  4. As all the liquidity has rushed into the EMs, central banks have to invest somewhere, much of it has gone back into the dollar (US Treasuries), but much has also gone into commodity currencies that are rising against the dollar–helping to drive a self-feeding trend. All this in an attempt to keep their own currencies from rising against the dollar.
  5. And of course, thanks to Ben, this dollar selling is magnified by both cause and effect. Let’s use oil as the example, because it is a good one given the global need for oil. As the dollar falls, the dollar price of oil rises. Middle-eastern central banks then play the same game as their Asian friends, reallocating out of dollars with all those surpluses and into other currencies as a hedge. But also, those countries that don’t have a natural supply of oil get into the dollar trading game–by borrowing dollars to pay for oil–and then placing those unused funds i.e. saved because they borrowed dollars, into other currencies that are of course rising against the dollar. Thus it’s a win-win for them as the dollar gets cheaper their oil cost effectively is muted by this trade.
  6. But what-if the burden of rising prices, coupled with a dawning reality that global demand flowing from the US ain’t what it used to be, despite the fact Mr. US Consumer is still the big dog, leads EM central banks to realize:
    1. We must finally let our currencies appreciate against the US dollar because
      1. It will go a long way to muting imported inflation and enhancing stability
      2. It will go a long way to creating more growth from our own consumers, as their purchasing power rises
  7. If that what-if scenario plays out, the upshot could be:
    1. The oil-dollar carry trade reverses (oil getting crushed recently as you know) and countries pay back those dollar borrowings, which could help the dollar.
    2. The European currencies, which have been caught in the middle and squeezed higher as EM currencies were effectively suppressed will likely fall against the dollar.
    3. Commodity currencies, which I think already have a massive spec-premium built into them, will lose a bunch of air.

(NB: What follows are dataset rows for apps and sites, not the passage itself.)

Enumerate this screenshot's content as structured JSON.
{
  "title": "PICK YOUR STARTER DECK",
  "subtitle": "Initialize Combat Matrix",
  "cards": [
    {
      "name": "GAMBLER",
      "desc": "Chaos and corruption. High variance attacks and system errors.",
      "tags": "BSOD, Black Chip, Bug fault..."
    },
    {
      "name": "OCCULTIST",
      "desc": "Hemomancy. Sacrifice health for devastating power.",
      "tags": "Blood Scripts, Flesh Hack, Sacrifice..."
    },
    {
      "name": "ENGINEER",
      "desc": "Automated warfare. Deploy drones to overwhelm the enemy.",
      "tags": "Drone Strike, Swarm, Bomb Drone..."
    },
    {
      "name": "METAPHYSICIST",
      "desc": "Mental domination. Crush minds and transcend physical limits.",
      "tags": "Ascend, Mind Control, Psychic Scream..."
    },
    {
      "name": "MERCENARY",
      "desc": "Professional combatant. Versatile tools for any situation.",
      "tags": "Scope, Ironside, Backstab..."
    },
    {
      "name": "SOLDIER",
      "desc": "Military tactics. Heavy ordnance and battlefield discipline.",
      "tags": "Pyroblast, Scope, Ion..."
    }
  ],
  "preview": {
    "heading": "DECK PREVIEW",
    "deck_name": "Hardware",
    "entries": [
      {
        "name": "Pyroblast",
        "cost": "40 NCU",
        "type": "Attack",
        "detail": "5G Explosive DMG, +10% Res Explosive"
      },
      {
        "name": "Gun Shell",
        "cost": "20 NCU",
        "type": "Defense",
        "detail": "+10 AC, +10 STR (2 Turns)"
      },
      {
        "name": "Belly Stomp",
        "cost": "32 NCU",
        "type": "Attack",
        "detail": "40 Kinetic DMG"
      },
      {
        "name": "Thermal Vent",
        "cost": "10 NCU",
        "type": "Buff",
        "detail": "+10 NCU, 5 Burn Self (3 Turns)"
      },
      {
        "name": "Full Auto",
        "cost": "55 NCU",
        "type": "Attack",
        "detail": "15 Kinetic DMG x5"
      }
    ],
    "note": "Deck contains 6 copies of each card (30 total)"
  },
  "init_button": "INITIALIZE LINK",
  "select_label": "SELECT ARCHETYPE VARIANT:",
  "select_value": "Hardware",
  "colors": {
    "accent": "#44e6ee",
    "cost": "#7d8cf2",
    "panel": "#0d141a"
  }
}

All a complete fantasy I have developed to satisfy my need for an alternative scenario? Maybe! But stranger things have happened in markets.

Happy Jobs Report Friday

  • Johnnykanoo

    I always learn so much from you. Thanks, John

  • Daniel Posthuma

    Thanks man! Good read!